The Ideas Behind the Book

Today is launch day for Blood Across the Divide. I am often asked where I get the inspiration for my novels so it seemed appropriate to explain some of the things that inspired the novel.

Two mysteries – what has happened to Fiona’s missing passenger, and who shot the rebel republican terrorist, Eamon McCollum? Once again, tour manager, Fiona Mason and MI6 chief Peter Montgomery-Jones come together to find the answers and unravel how the two cases are linked.

Belfast rightly deserves its reputation as one of the top British cities for tourists. All looks set for a wonderful tour, but, people are not always who they claim to be. Fiona and her coach party quickly find themselves drawn into the undercurrent of distrust and thirst for revenge that has been simmering in Northern Ireland since the time of The Troubles. Drawn into one another’s investigations, Fiona and Peter need the other’s help to cut through the web of deceit and betrayal to find out what has been going on.

Established parameters

My first two published novels were standalone psychological suspense, but when I was having problems with the third book, my then agent suggested my books would be easier to sell if I had a series character. I gave some thought to the idea and decided my investigator would be a tour manager for a coach company.
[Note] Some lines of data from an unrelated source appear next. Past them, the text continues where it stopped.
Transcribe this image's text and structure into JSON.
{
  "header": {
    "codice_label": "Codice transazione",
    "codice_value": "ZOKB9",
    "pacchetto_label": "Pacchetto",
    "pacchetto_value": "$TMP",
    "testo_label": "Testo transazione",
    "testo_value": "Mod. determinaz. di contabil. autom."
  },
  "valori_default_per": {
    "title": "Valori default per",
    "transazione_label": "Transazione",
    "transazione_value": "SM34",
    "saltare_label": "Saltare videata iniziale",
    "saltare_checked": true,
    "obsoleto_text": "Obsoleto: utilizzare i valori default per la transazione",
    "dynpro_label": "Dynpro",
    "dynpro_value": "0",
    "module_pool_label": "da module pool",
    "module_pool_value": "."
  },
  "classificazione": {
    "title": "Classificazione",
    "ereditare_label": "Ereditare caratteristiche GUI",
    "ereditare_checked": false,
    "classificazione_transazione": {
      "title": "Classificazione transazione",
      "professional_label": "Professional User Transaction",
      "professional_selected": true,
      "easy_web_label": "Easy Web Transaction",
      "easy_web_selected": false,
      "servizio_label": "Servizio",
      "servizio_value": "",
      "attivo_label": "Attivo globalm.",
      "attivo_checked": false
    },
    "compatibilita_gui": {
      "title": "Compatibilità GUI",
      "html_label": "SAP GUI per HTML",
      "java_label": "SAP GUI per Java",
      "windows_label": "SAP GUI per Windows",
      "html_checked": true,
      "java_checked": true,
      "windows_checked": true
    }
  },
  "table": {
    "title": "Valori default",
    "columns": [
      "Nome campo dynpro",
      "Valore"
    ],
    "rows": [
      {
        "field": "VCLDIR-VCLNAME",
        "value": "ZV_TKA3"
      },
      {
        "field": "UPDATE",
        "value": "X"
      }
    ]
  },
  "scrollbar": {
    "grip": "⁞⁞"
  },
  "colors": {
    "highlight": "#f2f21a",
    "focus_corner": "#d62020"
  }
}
Her sidekick could be her driver and, in true Agatha Christie fashion, my cast of suspects would be limited to the number of passengers. Continue reading